--- MATERIAL TO PROCESS Enclosed Below ---
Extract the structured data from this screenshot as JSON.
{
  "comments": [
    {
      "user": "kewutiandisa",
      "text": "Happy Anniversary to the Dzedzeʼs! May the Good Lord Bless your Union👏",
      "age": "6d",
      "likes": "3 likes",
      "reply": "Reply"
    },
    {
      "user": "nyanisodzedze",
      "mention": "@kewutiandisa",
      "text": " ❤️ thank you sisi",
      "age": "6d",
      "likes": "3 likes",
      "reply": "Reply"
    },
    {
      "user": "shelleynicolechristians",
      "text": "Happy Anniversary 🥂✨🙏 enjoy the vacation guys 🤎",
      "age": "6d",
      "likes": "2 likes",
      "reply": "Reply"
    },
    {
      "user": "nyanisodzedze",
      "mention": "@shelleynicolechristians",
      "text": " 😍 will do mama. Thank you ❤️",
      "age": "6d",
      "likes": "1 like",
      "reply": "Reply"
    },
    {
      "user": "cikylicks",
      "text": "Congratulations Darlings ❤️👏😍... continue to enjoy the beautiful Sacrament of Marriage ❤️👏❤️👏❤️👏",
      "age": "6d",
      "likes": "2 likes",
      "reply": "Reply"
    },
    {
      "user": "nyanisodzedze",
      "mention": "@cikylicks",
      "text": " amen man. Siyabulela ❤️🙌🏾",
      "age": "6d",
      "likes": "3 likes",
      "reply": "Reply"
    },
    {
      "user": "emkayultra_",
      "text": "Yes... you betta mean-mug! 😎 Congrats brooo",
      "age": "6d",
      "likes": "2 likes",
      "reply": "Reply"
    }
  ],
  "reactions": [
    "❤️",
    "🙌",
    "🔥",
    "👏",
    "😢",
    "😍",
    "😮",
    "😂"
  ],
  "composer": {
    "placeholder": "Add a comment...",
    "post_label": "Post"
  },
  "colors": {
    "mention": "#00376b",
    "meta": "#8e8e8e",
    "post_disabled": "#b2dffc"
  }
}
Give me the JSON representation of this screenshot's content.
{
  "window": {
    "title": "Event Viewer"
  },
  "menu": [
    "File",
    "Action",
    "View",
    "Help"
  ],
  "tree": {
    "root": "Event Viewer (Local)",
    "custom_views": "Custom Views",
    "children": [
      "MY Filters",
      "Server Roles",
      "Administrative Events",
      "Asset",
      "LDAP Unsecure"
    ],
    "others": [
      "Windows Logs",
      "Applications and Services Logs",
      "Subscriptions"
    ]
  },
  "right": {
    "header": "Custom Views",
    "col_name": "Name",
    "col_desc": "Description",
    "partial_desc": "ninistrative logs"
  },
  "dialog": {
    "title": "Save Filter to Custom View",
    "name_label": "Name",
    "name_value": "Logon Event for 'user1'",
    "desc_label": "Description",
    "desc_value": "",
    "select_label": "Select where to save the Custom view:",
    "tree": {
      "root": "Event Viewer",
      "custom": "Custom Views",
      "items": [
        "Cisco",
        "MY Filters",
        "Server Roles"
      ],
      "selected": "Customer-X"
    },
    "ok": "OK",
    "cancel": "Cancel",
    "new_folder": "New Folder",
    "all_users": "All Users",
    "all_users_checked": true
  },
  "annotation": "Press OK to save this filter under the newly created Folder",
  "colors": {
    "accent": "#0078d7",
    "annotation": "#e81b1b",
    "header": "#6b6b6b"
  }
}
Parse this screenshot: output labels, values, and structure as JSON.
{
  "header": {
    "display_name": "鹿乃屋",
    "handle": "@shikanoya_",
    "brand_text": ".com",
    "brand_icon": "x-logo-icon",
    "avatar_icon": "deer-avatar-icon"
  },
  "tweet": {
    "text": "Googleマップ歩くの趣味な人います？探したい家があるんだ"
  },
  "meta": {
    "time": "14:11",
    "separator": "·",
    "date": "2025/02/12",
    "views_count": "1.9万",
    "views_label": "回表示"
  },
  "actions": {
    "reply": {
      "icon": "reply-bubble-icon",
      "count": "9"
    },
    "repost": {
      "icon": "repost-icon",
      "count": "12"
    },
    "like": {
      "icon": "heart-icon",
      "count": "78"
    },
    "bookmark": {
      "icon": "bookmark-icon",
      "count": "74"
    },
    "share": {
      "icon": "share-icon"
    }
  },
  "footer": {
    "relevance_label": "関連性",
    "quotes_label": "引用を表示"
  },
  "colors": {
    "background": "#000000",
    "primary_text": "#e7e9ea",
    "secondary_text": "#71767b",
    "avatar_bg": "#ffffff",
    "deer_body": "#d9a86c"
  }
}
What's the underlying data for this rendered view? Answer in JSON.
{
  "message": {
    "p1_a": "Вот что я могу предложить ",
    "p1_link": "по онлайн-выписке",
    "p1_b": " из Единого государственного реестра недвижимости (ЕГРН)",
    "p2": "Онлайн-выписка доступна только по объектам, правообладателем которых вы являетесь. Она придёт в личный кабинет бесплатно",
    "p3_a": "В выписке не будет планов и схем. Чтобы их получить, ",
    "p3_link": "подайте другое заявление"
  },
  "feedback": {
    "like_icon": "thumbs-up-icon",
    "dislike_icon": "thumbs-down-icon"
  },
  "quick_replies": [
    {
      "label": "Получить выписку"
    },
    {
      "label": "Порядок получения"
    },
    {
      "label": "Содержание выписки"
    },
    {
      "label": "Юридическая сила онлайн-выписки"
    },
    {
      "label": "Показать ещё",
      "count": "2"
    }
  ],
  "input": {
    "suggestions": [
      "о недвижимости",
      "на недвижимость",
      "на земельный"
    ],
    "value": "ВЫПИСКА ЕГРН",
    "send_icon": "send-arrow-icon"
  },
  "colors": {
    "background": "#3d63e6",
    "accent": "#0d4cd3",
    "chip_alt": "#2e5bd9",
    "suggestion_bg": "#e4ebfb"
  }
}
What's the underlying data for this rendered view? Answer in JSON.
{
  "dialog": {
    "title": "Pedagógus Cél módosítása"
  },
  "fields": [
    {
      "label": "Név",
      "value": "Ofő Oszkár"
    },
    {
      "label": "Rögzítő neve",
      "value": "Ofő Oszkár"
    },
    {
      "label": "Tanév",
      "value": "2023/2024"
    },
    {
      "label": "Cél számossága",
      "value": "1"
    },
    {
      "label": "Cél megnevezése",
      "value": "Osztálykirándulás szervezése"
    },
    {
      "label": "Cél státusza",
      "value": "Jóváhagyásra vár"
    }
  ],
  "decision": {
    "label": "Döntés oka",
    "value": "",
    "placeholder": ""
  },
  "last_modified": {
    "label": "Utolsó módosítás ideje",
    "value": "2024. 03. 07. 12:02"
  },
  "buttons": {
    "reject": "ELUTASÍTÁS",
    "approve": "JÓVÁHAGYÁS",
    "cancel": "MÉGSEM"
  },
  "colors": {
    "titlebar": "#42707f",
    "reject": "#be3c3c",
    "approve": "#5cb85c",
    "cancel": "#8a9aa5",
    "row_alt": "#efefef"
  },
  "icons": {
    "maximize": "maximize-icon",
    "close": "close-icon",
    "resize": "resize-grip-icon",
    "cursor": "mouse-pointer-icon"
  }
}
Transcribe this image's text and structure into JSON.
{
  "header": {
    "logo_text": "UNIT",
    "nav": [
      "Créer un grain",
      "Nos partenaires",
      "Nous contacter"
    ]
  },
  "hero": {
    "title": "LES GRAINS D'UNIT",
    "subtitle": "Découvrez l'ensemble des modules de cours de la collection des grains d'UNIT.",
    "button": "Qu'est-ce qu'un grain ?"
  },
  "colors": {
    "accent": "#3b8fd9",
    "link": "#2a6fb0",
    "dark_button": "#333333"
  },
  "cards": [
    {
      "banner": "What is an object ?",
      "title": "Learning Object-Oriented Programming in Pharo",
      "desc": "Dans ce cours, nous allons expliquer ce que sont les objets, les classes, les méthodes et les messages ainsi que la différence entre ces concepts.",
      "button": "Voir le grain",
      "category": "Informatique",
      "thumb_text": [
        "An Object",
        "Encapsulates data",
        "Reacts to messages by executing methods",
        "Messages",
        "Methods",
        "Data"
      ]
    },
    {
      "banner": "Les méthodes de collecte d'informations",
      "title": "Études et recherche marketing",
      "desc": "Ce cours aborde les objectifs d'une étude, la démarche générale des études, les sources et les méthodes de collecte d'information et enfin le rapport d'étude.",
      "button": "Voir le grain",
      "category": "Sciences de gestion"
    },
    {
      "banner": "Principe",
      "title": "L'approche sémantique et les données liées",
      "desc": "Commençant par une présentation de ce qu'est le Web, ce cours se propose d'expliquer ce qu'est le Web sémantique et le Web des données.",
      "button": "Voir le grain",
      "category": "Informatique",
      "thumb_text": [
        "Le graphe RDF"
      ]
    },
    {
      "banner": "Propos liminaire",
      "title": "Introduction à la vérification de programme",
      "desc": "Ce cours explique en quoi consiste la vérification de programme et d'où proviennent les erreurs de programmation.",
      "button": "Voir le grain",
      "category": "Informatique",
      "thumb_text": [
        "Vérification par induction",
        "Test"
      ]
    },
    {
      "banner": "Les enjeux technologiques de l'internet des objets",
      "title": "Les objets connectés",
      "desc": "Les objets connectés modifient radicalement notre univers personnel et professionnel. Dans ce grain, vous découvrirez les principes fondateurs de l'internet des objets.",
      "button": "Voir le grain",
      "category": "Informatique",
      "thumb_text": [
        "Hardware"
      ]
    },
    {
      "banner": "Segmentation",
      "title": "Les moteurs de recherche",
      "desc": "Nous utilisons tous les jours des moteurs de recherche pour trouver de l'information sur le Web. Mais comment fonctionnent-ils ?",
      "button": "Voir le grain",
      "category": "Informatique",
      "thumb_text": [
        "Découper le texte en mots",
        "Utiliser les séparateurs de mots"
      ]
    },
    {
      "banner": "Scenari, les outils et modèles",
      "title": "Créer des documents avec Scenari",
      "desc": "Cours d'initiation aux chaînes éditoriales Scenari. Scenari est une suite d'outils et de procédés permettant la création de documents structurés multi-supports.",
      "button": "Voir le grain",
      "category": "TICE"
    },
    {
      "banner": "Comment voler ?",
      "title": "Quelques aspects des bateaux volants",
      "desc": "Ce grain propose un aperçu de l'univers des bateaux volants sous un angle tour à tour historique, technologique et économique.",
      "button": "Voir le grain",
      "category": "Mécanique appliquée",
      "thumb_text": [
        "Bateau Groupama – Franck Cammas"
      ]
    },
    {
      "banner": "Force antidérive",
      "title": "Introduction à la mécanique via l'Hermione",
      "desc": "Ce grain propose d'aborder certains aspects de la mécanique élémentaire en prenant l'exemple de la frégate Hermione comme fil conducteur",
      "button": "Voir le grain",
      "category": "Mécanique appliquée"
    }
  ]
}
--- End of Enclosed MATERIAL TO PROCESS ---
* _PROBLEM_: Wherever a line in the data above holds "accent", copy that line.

* _TASK ANSWER_:
    "accent": "#0078d7",
    "accent": "#0d4cd3",
    "accent": "#3b8fd9",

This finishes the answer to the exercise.